_TASK DIRECTIONS:_
Your answer should be one number: how many lines below hold the word "İletişim".

(Beginning of RECORDS)

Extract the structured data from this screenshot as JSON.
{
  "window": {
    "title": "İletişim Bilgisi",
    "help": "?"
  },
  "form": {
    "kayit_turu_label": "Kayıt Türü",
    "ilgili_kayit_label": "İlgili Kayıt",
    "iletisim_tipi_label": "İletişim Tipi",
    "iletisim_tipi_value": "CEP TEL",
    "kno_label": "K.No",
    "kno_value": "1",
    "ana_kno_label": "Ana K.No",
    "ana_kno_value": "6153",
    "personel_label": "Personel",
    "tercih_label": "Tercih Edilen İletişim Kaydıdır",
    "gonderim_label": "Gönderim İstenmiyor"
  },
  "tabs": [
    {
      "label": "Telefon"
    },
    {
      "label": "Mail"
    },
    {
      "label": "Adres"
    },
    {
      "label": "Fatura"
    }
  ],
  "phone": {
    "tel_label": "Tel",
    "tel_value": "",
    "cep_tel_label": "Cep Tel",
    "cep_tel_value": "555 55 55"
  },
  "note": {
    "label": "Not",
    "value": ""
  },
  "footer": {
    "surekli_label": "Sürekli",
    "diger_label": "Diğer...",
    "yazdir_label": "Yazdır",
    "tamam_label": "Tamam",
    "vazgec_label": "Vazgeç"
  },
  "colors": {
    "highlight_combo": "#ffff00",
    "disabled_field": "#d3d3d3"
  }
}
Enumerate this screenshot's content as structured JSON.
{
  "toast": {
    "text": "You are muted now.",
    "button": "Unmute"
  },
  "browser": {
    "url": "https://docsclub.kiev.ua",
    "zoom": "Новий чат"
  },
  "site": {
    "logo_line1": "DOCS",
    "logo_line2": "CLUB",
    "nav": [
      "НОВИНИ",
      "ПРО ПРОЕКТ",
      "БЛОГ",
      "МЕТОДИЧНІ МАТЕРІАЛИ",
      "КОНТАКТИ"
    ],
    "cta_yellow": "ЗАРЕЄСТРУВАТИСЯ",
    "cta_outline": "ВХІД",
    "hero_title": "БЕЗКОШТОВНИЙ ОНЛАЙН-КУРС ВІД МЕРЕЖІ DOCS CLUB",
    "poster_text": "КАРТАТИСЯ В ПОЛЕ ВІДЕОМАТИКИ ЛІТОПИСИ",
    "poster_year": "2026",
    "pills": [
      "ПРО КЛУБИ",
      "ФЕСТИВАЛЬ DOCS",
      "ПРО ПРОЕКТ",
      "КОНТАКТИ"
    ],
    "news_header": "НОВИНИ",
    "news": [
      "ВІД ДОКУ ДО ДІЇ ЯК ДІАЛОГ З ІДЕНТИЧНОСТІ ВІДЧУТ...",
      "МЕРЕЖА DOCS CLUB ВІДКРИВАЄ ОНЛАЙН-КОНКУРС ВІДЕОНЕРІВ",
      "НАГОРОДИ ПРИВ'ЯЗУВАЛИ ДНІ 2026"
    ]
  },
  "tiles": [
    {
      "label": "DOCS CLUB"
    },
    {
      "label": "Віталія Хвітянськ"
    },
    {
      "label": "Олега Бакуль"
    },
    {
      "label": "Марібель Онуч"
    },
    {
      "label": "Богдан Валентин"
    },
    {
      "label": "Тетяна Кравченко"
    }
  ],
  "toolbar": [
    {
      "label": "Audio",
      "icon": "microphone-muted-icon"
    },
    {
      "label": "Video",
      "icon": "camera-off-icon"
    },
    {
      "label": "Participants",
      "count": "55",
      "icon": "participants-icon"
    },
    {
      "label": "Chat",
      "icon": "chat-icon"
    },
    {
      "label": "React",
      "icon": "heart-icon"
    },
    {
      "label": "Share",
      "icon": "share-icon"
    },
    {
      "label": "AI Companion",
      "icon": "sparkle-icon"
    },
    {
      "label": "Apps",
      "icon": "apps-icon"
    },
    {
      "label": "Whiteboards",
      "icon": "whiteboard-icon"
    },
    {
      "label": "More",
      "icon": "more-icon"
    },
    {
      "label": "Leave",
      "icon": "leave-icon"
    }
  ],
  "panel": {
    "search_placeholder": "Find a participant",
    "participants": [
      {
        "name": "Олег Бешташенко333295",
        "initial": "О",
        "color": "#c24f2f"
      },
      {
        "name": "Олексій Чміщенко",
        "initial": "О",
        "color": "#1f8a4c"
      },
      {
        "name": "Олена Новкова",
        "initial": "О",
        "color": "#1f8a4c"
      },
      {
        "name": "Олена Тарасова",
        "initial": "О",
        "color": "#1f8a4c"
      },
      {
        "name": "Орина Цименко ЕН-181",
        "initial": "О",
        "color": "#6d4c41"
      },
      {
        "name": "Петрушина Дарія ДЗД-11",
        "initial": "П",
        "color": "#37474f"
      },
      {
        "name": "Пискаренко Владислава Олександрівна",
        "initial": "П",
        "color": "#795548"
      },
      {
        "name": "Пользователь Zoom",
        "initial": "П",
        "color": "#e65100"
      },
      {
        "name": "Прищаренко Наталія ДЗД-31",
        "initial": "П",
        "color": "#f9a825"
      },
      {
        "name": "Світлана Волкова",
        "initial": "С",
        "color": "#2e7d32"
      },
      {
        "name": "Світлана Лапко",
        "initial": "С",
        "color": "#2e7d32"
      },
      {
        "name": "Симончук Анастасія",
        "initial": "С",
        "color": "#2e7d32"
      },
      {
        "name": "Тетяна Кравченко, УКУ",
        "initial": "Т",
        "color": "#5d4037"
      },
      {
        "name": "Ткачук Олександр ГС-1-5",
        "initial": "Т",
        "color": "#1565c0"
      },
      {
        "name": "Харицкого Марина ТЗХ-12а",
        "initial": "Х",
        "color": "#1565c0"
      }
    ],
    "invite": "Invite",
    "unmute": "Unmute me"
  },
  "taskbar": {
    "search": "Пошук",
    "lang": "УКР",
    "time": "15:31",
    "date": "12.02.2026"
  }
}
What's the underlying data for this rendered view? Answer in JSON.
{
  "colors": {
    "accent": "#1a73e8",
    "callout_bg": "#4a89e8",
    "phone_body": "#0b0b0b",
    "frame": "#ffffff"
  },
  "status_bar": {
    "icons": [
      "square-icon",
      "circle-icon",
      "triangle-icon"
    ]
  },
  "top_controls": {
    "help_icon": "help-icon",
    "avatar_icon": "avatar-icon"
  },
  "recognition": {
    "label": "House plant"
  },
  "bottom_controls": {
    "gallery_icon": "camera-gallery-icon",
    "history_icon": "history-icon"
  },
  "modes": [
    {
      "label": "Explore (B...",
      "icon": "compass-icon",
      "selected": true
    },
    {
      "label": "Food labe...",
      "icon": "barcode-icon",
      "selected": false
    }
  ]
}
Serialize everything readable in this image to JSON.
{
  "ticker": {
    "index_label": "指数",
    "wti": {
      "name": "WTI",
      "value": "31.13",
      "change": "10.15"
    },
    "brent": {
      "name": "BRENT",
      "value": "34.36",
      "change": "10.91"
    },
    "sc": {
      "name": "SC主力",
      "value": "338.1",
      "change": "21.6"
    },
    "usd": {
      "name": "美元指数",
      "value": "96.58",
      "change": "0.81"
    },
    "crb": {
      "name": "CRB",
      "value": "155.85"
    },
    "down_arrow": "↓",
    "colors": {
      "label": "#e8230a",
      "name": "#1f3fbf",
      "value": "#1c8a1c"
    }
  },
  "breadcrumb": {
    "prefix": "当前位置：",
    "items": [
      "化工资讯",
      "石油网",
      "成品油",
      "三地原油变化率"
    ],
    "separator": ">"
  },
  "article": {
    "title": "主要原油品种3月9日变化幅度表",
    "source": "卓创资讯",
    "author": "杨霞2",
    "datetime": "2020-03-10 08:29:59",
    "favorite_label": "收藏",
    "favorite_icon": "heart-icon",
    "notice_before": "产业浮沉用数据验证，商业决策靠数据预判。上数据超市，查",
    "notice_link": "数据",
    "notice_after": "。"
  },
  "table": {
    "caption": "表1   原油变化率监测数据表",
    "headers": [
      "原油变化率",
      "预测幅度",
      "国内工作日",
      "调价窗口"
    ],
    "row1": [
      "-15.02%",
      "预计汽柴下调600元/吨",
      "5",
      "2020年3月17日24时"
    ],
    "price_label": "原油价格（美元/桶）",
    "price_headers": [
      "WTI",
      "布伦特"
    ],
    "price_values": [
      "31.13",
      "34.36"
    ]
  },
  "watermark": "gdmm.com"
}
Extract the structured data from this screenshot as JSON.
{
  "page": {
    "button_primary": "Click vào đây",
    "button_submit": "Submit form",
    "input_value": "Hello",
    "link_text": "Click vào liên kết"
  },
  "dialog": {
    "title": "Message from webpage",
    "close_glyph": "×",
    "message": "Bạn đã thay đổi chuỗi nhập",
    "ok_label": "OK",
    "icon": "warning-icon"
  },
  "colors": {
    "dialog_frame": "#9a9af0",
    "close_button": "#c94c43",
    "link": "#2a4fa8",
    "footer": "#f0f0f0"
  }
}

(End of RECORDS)

_THE COMPLETED TASK:_
3